• [Exercise requirements]:
Nothing but a number should be given: how many lines of the records include "Information"?

• [Material provided]:
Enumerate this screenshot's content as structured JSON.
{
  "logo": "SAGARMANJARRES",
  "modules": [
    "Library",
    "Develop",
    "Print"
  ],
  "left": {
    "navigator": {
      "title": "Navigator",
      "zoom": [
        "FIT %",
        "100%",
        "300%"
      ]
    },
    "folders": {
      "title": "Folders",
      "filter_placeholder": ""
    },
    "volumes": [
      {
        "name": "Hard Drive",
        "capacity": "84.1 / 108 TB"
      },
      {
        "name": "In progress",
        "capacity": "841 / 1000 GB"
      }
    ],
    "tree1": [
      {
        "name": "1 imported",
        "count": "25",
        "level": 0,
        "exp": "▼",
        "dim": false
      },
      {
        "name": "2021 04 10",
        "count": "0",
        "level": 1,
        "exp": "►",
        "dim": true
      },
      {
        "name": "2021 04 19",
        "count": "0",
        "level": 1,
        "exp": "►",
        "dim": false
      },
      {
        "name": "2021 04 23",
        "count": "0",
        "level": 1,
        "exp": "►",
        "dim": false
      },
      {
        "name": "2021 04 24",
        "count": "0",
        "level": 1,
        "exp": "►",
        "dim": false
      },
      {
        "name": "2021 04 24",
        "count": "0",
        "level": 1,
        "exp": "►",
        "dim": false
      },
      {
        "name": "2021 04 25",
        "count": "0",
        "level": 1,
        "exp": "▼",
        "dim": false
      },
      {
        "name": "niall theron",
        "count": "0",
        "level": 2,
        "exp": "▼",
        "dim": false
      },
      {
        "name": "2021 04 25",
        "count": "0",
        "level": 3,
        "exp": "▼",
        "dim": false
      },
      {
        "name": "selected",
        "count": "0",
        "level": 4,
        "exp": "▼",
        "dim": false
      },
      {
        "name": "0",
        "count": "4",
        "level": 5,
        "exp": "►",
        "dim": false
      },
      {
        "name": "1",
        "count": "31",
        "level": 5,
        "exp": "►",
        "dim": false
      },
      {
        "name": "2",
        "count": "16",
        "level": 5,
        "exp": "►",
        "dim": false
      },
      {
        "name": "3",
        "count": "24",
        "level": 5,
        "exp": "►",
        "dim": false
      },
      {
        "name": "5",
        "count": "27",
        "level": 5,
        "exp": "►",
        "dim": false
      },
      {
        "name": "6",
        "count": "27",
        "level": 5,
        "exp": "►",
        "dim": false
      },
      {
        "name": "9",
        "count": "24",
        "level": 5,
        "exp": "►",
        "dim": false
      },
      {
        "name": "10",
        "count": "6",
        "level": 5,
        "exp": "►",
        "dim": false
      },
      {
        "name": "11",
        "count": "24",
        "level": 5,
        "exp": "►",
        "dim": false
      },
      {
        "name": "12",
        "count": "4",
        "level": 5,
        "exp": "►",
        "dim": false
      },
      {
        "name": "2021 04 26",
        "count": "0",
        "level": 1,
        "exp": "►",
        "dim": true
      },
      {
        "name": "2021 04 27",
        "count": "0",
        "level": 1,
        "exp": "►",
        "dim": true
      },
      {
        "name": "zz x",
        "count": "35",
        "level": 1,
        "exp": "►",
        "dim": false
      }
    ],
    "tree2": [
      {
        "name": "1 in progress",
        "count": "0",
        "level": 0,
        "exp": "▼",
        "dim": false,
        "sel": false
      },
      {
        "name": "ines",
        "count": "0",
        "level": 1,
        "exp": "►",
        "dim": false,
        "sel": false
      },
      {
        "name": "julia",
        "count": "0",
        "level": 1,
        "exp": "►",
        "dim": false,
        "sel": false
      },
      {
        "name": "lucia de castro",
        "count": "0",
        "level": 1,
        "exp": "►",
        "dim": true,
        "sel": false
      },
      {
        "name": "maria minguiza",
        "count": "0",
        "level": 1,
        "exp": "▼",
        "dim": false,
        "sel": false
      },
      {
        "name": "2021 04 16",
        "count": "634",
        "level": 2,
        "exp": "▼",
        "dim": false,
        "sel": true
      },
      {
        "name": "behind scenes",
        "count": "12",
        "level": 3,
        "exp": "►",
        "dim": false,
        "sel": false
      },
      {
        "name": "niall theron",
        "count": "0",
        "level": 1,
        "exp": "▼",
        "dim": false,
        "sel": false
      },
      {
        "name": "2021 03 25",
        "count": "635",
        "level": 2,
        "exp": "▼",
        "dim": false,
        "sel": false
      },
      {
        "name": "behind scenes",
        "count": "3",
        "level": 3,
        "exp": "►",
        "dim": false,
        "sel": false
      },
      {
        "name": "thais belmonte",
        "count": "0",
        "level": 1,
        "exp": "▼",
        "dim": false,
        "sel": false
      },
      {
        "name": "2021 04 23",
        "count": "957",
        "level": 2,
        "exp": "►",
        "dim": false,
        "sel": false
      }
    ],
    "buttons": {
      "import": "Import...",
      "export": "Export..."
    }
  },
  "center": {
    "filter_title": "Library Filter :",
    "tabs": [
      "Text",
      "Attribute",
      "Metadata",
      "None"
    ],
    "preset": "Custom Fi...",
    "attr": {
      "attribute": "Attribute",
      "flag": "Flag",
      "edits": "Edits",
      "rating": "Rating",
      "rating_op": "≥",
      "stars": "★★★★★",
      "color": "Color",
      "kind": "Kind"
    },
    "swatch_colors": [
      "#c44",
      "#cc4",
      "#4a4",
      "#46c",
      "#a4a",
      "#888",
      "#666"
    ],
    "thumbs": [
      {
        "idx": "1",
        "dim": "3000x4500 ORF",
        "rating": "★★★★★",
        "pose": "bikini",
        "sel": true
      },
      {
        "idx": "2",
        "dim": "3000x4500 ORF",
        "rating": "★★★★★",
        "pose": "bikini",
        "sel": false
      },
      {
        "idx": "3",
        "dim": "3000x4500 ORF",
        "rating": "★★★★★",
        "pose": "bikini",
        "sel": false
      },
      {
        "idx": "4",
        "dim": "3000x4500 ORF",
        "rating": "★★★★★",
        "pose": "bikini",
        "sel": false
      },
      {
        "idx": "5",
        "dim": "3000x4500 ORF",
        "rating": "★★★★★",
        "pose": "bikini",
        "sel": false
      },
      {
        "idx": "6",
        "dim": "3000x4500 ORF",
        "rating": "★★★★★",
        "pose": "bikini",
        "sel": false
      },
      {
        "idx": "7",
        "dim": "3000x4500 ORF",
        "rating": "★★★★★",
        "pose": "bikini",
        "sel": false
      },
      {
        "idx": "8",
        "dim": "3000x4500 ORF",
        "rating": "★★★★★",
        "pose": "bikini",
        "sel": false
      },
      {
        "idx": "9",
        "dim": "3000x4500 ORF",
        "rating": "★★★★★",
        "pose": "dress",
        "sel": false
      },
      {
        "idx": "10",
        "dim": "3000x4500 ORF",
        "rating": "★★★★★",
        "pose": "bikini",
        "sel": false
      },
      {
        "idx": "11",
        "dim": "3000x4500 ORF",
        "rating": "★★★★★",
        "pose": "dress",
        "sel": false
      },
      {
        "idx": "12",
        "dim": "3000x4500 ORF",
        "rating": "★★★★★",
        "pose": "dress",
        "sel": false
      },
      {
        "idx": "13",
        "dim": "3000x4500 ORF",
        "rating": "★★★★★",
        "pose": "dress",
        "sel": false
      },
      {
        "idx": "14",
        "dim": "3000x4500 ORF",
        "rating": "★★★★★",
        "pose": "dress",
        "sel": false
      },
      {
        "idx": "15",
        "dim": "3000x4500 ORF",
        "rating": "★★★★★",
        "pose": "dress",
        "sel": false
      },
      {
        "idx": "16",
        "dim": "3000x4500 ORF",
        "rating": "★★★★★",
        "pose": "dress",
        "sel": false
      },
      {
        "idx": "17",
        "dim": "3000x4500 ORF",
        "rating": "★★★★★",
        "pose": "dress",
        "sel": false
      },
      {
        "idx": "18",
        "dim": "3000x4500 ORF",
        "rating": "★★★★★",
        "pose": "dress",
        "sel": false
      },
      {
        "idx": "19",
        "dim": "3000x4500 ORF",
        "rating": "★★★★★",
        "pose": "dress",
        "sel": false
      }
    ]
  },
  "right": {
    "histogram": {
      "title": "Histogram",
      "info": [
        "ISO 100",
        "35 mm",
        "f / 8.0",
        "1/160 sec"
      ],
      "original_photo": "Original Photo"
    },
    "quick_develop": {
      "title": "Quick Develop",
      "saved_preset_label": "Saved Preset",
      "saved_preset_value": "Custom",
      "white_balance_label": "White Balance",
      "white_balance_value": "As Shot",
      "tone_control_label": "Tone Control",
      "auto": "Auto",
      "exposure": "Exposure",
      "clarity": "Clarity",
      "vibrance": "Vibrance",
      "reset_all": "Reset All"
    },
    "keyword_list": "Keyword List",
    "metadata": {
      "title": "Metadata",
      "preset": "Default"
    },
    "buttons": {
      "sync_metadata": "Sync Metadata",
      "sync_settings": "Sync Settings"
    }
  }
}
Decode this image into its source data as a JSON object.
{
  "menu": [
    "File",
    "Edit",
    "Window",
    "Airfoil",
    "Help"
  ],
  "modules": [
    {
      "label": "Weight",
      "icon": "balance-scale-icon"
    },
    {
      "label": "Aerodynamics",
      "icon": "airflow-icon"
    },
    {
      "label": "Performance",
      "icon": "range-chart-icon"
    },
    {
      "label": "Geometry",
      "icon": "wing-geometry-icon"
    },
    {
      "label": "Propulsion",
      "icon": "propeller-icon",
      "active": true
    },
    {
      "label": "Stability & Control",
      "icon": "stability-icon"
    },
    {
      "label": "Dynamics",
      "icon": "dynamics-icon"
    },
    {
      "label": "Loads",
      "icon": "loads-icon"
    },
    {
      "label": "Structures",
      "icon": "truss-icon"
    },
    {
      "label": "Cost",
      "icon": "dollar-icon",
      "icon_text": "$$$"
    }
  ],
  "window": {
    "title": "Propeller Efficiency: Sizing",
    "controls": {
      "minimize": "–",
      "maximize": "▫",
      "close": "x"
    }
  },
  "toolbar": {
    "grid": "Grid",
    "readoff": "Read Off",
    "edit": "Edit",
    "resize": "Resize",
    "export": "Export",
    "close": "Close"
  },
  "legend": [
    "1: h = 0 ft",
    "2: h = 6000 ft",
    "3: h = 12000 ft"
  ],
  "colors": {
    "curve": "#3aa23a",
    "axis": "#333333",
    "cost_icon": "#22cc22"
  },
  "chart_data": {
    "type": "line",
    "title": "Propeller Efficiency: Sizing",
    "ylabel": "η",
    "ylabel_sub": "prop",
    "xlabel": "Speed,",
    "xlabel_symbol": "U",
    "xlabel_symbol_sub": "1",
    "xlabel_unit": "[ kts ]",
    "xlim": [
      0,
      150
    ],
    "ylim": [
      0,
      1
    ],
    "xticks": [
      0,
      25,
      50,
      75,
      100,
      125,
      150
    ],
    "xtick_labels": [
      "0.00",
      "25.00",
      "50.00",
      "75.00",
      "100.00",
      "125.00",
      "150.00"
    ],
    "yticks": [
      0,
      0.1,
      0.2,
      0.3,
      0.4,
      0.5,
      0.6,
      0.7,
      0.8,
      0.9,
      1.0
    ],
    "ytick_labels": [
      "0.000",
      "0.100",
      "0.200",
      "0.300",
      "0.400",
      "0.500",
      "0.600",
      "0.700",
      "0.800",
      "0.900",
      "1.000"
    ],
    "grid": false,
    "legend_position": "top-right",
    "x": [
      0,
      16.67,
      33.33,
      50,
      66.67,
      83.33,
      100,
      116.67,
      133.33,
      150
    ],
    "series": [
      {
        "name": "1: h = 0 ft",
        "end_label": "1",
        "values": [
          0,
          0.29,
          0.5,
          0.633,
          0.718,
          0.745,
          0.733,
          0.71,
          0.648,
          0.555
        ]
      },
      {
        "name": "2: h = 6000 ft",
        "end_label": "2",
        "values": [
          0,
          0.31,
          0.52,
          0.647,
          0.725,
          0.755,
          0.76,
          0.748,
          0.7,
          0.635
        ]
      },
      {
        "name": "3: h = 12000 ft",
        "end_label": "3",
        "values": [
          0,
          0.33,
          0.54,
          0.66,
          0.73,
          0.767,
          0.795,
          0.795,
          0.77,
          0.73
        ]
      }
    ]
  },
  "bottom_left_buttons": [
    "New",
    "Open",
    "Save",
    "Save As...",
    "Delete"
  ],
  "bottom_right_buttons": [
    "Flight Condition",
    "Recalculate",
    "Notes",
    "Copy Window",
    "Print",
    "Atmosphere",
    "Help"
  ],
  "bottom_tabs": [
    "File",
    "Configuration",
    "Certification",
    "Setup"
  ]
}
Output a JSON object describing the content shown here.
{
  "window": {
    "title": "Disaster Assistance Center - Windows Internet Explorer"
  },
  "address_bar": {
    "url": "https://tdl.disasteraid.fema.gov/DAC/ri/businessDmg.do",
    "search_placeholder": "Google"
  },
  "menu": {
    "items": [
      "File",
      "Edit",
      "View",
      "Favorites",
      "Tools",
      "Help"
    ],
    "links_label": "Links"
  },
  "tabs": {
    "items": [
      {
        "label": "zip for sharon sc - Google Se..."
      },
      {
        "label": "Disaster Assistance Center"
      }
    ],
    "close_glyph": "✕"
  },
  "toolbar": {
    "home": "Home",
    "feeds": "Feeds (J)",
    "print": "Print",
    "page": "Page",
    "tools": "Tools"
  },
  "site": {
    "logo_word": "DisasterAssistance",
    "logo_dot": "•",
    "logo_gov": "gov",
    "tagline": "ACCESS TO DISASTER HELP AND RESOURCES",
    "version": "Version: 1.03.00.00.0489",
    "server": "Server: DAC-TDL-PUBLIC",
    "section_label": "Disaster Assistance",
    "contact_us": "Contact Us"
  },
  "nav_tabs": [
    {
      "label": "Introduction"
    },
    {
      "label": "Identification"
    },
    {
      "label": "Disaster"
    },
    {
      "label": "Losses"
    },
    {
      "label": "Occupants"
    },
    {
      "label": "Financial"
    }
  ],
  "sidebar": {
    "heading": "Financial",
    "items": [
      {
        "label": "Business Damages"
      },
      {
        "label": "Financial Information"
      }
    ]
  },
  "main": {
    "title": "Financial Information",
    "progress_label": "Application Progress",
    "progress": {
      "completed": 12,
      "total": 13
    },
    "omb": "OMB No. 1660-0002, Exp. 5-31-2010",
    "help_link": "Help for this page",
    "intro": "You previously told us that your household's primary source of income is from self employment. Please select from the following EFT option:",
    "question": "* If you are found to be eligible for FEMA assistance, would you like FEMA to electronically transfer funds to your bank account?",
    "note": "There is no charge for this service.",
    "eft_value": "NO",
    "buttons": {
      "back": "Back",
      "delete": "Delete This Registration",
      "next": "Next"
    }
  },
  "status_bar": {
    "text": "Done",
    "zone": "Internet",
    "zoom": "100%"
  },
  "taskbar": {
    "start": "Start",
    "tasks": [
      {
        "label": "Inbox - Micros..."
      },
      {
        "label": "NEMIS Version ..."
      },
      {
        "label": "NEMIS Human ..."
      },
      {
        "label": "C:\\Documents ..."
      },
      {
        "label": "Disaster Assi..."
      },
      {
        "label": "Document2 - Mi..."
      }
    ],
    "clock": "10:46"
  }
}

• [Your solution]:
2